Boslough and colleagues achieved fame more than a decade ago by accurately predicting that that the fireball caused by the intersection of the comet Shoemaker-Levy 9 with Jupiter would be observable from Earth.
Simulations show that the material of an incoming asteroid is compressed by the increasing resistance of Earth’s atmosphere. As it penetrates deeper, the more and more resistant atmospheric wall causes it to explode as an airburst that precipitates the downward flow of heated gas.
Because of the additional energy transported toward the surface by the fireball, what scientists had thought to be an explosion between 10 and 20 megatons was more likely only three to five megatons. The physical size of the asteroid, says Boslough, depends upon its speed and whether it is porous or nonporous, icy or waterless, and other material characteristics.
“Any strategy for defense or deflection should take into consideration this revised understanding of the mechanism of explosion,” says Boslough.
One of most prominent papers in estimating frequency of impact was published five years ago in Nature by Sandia researcher Dick Spalding and his colleagues, from satellite data on explosions in atmosphere. “They can count those events and estimate frequencies of arrival through probabilistic arguments,” says Boslough.
The work was presented at the American Geophysical Union meeting in San Francisco on Dec. 11. A paper on the phenomenon, co-authored by Sandia researcher Dave Crawford and entitled “Low–altitude airbursts and the impact threat” has been accepted for publication in the International Journal of Impact Engineering.
The research was paid for by Sandia’s Laboratory-Directed Research and Development office.
Neal Singer | EurekAlert!
Breakthrough with a chain of gold atoms
17.02.2017 | Universität Konstanz
New functional principle to generate the „third harmonic“
16.02.2017 | Laser Zentrum Hannover e.V.
In the field of nanoscience, an international team of physicists with participants from Konstanz has achieved a breakthrough in understanding heat transport
Cells need to repair damaged DNA in our genes to prevent the development of cancer and other diseases. Our cells therefore activate and send “repair-proteins”...
The Fraunhofer IWS Dresden and Technische Universität Dresden inaugurated their jointly operated Center for Additive Manufacturing Dresden (AMCD) with a festive ceremony on February 7, 2017. Scientists from various disciplines perform research on materials, additive manufacturing processes and innovative technologies, which build up components in a layer by layer process.
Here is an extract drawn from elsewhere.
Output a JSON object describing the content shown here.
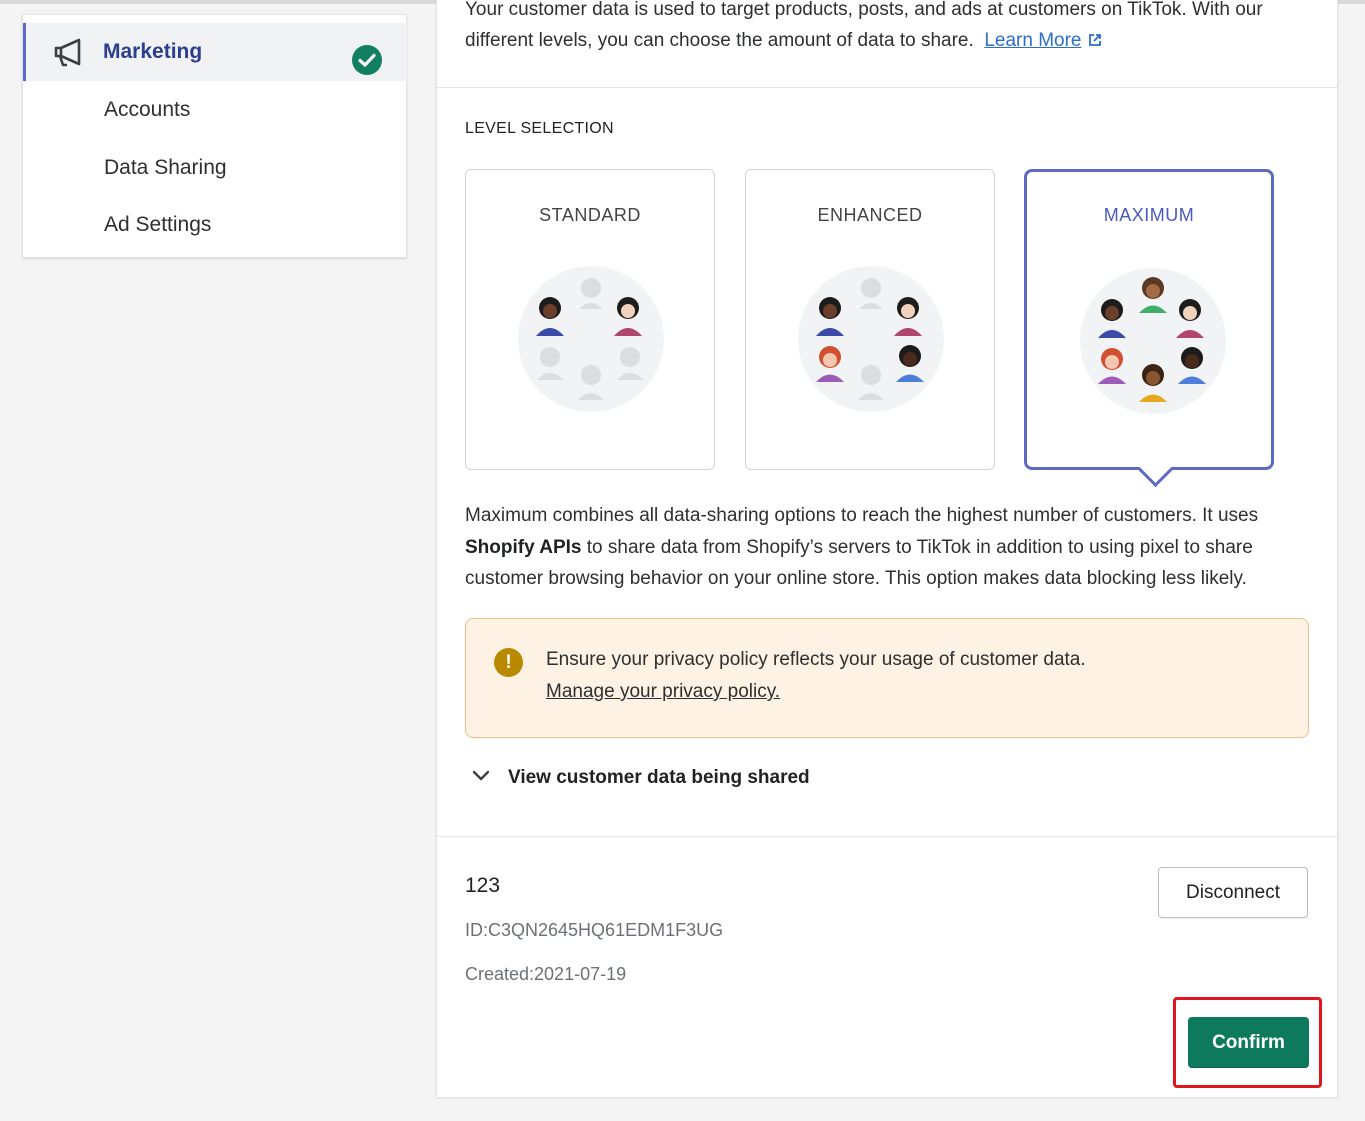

This technology opens up new horizons for component design and combinations of functions. For example during fabrication, electrical conductors and sensors are already able to be additively manufactured into components. They provide information about stress conditions of a product during operation.
The 3D-printing technology, or additive manufacturing as it is often called, has long made the step out of scientific research laboratories into industrial...
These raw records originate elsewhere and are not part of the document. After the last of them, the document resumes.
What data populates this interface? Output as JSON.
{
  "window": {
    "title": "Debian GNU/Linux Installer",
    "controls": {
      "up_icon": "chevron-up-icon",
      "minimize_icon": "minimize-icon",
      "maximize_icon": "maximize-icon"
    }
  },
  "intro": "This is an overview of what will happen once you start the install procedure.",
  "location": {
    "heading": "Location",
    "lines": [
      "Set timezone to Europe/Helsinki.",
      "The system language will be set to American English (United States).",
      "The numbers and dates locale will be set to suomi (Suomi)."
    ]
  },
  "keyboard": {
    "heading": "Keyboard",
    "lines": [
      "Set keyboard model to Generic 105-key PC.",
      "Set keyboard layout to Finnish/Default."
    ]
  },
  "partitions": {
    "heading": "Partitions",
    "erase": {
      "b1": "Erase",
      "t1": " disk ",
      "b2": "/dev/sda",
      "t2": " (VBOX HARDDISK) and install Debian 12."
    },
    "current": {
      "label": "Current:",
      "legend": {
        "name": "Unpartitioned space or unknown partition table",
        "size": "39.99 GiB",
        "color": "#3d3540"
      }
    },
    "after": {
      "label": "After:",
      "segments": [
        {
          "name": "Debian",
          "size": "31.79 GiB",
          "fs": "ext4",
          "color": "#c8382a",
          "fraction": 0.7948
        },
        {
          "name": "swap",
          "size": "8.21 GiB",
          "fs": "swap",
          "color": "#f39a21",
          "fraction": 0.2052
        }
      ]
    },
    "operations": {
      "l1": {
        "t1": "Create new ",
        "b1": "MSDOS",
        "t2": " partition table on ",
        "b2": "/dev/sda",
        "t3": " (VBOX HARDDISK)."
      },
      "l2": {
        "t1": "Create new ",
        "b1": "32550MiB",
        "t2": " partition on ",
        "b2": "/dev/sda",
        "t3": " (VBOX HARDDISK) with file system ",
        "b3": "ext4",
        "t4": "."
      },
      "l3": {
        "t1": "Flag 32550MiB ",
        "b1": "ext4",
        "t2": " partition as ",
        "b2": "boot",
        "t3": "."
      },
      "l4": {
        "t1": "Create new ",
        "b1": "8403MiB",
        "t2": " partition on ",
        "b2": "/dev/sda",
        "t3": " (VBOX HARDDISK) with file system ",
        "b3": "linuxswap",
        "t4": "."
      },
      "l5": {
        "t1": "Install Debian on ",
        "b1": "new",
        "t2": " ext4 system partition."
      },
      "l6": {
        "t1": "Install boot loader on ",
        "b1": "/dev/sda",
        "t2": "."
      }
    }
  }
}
Nature does amazing things with limited design materials. Grass, for example, can support its own weight, resist strong wind loads, and recover after being...
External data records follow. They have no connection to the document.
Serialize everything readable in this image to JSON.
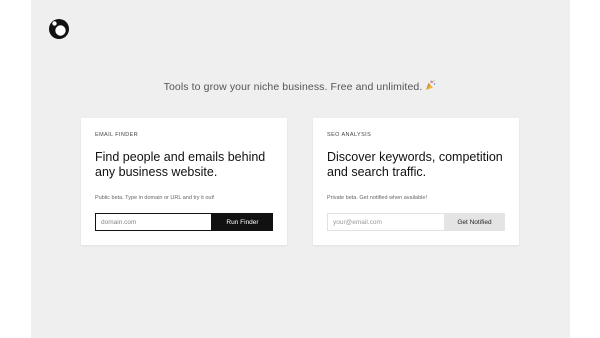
{
  "logo": {
    "icon": "logo-mark-icon"
  },
  "tagline": {
    "text": "Tools to grow your niche business. Free and unlimited.",
    "emoji": "party-popper-icon"
  },
  "cards": {
    "email_finder": {
      "eyebrow": "EMAIL FINDER",
      "title": "Find people and emails behind any business website.",
      "note": "Public beta. Type in domain or URL and try it out!",
      "input_placeholder": "domain.com",
      "button_label": "Run Finder"
    },
    "seo_analysis": {
      "eyebrow": "SEO ANALYSIS",
      "title": "Discover keywords, competition and search traffic.",
      "note": "Private beta. Get notified when available!",
      "input_placeholder": "your@email.com",
      "button_label": "Get Notified"
    }
  },
  "colors": {
    "page_background": "#efefef",
    "card_background": "#ffffff",
    "primary_button": "#111111",
    "secondary_button": "#e4e4e4"
  }
}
Nanometer-scale magnetic perforated grids could create new possibilities for computing. Together with international colleagues, scientists from the Helmholtz Zentrum Dresden-Rossendorf (HZDR) have shown how a cobalt grid can be reliably programmed at room temperature. In addition they discovered that for every hole ("antidot") three magnetic states can be configured. The results have been published in the journal "Scientific Reports".
Physicist Dr. Rantej Bali from the HZDR, together with scientists from Singapore and Australia, designed a special grid structure in a thin layer of cobalt in...
13.02.2017 | Event News
10.02.2017 | Event News
09.02.2017 | Event News
20.02.2017 | Materials Sciences
20.02.2017 | Health and Medicine
20.02.2017 | Health and Medicine